## Problem to work on
For the entries below, report every line that includes the word "true".

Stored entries

################

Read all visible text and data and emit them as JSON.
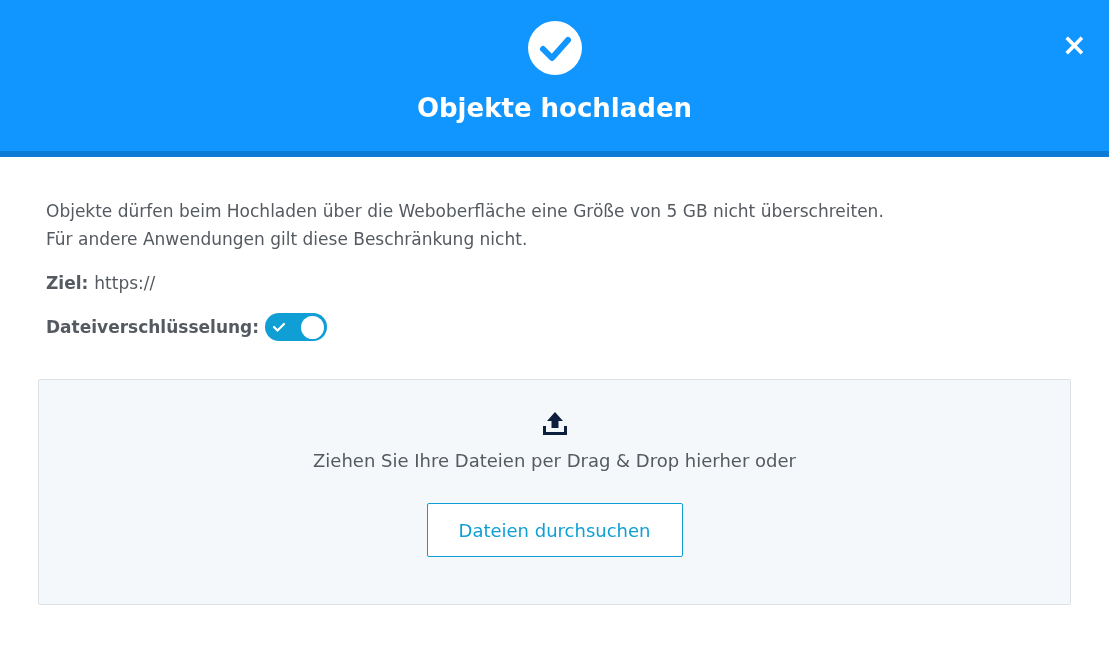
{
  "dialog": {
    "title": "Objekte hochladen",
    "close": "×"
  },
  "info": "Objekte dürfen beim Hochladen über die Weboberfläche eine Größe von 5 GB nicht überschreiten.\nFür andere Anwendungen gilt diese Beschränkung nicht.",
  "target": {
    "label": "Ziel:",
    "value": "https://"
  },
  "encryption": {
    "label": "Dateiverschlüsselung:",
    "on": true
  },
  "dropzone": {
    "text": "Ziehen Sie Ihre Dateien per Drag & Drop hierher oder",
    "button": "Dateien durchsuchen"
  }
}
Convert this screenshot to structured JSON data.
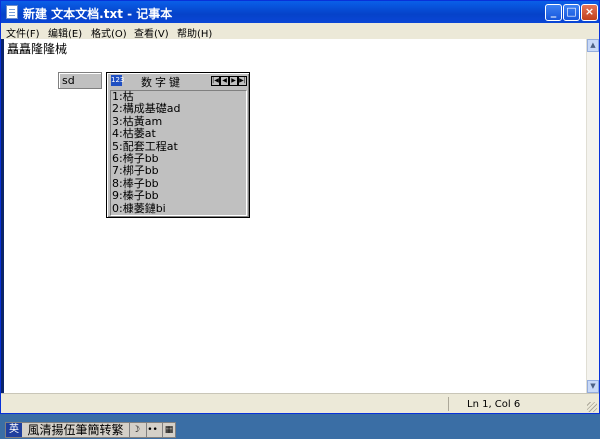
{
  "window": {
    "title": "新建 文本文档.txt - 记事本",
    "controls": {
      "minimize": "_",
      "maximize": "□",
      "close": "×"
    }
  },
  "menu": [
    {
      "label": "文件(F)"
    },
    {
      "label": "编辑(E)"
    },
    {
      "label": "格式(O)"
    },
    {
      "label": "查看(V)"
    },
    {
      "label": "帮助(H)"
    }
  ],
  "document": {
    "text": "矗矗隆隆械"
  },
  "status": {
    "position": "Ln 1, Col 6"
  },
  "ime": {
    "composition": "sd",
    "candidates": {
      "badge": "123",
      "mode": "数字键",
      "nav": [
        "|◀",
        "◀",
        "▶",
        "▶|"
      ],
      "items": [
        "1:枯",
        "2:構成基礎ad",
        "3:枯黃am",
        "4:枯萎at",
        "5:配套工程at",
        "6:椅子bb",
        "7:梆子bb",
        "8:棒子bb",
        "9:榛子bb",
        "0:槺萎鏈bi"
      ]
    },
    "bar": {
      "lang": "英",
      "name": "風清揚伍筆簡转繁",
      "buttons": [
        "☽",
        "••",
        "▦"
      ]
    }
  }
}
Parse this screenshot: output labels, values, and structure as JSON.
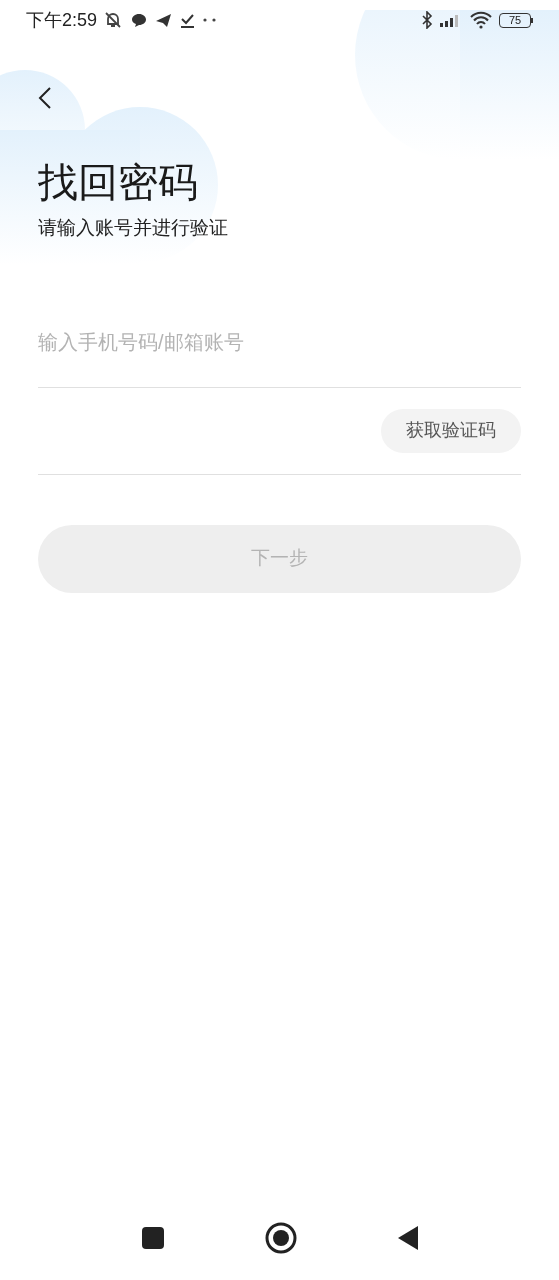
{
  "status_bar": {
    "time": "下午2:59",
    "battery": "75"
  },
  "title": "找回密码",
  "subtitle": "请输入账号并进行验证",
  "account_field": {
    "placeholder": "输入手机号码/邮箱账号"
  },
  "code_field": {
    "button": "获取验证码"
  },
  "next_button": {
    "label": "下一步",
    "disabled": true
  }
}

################

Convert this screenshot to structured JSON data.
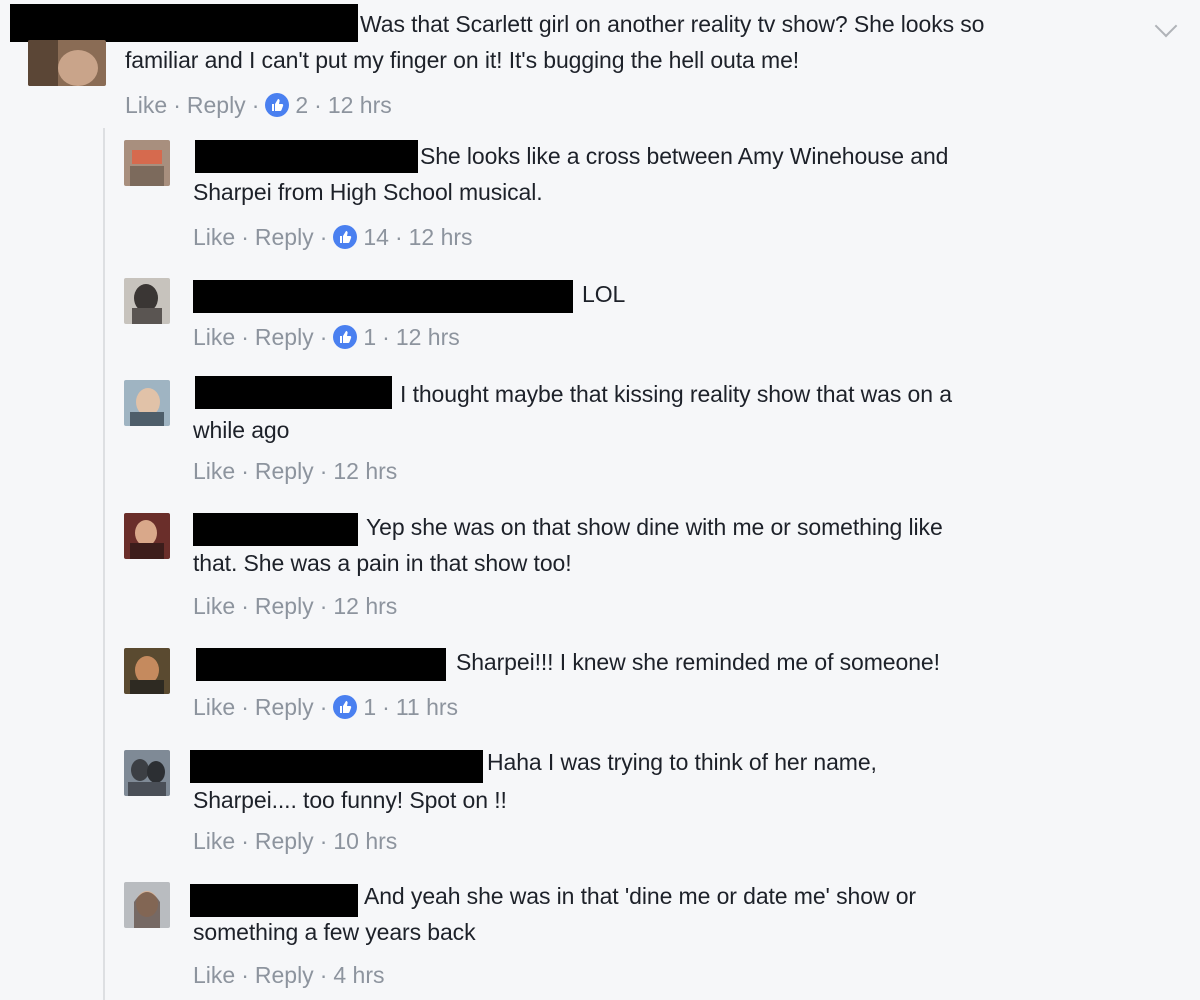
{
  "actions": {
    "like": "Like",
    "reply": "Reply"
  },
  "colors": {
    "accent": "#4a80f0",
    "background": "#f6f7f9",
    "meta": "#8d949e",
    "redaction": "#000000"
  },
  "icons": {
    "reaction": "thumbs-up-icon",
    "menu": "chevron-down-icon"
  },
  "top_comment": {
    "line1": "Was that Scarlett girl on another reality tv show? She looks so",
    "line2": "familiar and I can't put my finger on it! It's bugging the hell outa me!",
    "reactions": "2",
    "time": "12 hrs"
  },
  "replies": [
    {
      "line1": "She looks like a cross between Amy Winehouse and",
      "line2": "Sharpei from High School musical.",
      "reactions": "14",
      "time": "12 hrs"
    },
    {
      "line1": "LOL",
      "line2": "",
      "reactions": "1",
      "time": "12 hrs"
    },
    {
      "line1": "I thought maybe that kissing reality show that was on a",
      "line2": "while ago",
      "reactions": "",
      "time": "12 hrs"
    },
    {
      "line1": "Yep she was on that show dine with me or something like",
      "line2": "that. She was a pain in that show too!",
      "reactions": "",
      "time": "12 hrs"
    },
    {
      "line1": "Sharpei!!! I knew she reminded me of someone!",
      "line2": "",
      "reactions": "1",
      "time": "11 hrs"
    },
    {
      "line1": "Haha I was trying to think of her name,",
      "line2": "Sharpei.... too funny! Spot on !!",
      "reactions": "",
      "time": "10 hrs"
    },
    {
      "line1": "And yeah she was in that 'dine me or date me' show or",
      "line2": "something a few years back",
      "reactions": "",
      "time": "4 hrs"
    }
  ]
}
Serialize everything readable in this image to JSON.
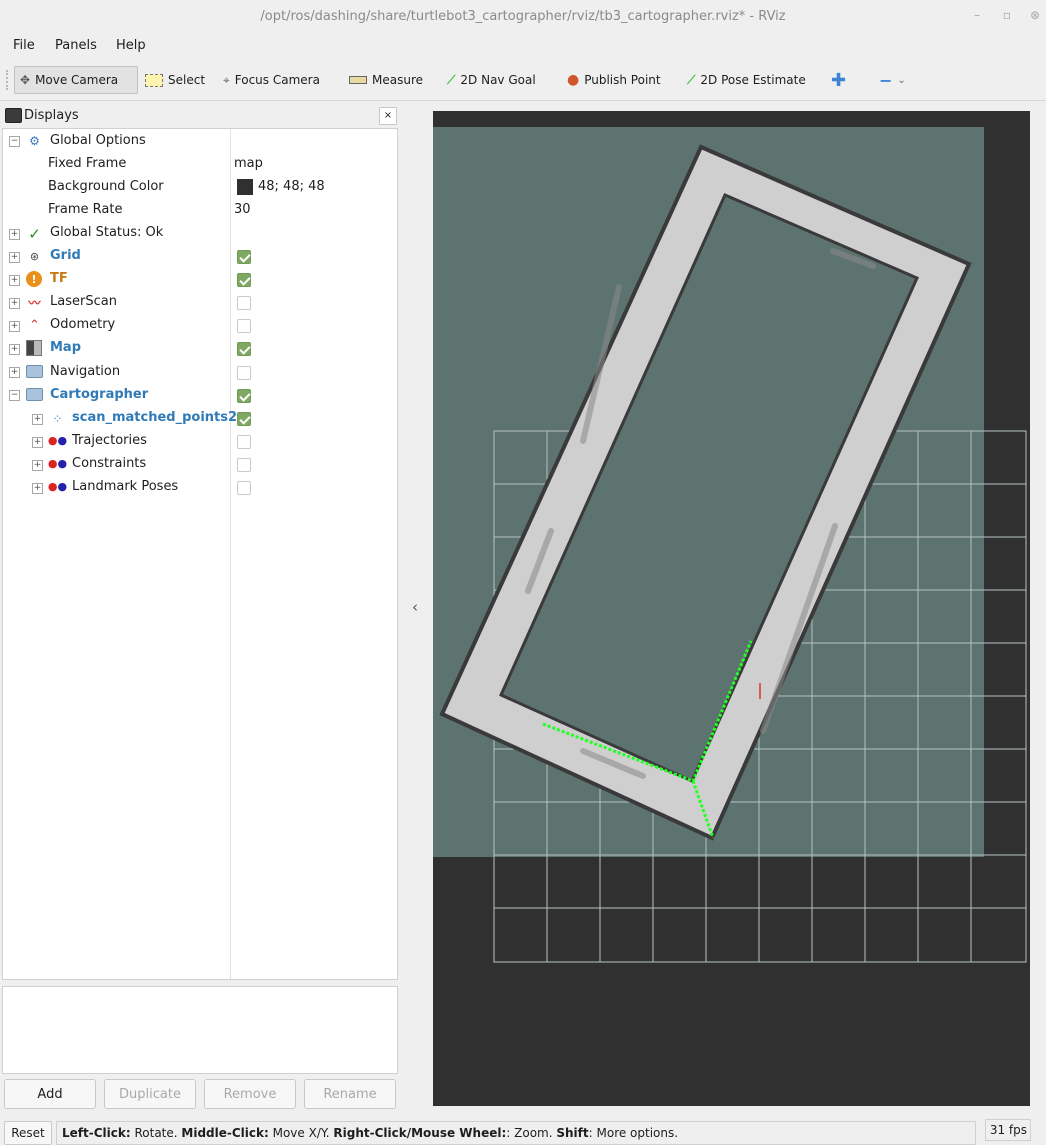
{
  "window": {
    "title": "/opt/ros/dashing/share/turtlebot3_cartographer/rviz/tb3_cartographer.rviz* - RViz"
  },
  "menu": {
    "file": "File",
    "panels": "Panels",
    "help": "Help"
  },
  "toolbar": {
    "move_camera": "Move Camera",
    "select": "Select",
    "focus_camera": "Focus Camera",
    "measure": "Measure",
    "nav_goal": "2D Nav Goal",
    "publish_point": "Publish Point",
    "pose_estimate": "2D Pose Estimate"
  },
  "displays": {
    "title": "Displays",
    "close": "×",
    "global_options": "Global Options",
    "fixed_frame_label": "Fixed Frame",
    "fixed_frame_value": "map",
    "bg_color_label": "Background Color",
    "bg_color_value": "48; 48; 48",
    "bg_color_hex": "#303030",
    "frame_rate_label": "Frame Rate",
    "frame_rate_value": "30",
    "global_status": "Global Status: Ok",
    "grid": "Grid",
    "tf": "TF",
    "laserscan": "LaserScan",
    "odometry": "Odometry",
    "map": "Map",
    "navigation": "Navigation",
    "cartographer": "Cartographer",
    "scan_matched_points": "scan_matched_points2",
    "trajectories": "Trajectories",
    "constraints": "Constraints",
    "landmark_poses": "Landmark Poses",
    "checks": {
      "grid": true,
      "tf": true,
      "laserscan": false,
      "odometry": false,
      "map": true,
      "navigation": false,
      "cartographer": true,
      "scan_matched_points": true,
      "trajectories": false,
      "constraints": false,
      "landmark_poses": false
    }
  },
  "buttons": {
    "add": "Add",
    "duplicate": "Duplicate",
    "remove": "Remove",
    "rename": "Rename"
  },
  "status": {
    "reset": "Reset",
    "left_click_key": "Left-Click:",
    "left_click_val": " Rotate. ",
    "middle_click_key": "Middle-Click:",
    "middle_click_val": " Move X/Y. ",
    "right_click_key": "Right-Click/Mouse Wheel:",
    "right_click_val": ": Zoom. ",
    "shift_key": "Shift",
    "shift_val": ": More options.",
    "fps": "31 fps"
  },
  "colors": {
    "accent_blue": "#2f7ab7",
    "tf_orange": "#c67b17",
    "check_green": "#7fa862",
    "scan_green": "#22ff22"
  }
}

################

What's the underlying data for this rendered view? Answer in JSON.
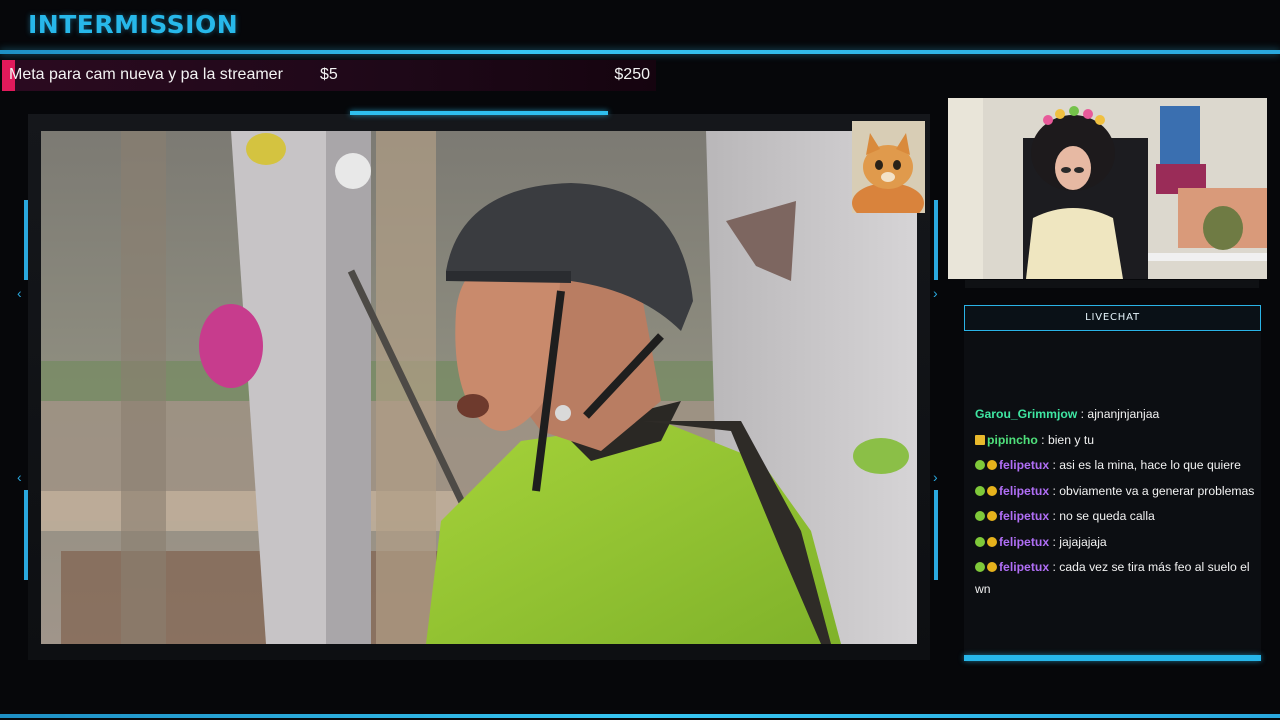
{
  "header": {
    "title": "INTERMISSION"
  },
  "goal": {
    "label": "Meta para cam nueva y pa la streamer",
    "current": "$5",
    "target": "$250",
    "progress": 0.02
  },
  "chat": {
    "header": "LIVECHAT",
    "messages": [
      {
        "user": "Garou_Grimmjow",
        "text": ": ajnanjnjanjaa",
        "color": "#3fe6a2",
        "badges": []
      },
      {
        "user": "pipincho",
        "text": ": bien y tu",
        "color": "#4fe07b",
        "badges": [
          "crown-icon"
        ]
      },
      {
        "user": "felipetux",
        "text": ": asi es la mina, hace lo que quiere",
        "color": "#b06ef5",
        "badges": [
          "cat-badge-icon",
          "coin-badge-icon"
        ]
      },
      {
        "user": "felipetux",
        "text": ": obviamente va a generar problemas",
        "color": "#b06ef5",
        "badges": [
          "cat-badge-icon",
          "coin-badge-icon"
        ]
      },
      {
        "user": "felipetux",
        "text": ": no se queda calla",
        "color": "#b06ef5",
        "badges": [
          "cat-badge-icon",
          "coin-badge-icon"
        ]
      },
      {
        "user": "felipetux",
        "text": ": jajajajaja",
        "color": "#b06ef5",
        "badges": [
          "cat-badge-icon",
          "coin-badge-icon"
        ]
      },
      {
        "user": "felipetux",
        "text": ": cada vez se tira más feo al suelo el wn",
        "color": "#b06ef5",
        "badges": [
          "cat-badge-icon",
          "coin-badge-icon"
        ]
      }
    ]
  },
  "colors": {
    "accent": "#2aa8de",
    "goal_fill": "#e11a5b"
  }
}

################

## Output
    "on": true
    "disabled": true
      "grid": true,
      "tf": true,
      "map": true,
      "cartographer": true,
      "scan_matched_points": true,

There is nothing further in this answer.